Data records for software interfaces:
▽

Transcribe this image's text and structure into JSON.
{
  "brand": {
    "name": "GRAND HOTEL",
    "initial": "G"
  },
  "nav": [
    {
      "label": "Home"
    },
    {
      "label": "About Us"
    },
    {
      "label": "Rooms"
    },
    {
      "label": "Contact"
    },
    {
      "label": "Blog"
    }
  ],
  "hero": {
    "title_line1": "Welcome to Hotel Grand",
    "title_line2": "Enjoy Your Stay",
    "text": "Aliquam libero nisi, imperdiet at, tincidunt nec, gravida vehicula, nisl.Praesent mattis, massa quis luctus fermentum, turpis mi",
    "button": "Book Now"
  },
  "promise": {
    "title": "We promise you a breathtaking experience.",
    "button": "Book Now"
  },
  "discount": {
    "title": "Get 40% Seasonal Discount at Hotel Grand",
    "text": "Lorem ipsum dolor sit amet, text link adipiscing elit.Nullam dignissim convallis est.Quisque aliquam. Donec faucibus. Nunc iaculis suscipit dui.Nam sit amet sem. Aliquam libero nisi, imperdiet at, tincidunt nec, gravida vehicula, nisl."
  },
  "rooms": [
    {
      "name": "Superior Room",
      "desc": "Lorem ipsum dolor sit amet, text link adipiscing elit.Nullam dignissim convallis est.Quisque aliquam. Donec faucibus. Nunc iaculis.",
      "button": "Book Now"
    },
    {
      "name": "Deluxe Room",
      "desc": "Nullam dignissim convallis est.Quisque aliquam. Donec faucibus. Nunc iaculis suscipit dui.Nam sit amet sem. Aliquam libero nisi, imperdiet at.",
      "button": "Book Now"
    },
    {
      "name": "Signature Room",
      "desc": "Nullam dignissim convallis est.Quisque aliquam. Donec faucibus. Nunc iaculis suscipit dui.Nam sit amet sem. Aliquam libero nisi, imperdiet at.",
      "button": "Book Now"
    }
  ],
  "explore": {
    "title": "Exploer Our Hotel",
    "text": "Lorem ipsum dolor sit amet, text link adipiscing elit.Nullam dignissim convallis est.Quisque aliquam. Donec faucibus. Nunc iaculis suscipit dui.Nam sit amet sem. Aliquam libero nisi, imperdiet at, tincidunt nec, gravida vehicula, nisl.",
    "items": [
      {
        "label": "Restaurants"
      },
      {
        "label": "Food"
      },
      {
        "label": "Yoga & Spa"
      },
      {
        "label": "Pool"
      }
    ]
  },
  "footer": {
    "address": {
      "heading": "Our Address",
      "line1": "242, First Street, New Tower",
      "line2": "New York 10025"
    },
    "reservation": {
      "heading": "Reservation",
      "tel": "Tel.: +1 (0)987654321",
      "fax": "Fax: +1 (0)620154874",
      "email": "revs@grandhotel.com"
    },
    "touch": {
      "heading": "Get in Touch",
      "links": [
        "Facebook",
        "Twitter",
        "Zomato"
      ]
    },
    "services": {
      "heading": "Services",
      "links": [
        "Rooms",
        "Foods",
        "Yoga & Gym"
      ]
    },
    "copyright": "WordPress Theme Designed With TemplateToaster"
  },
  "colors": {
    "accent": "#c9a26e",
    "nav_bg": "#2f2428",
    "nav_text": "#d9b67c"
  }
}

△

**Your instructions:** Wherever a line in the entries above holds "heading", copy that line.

**Task answer:**
      "heading": "Our Address",
      "heading": "Reservation",
      "heading": "Get in Touch",
      "heading": "Services",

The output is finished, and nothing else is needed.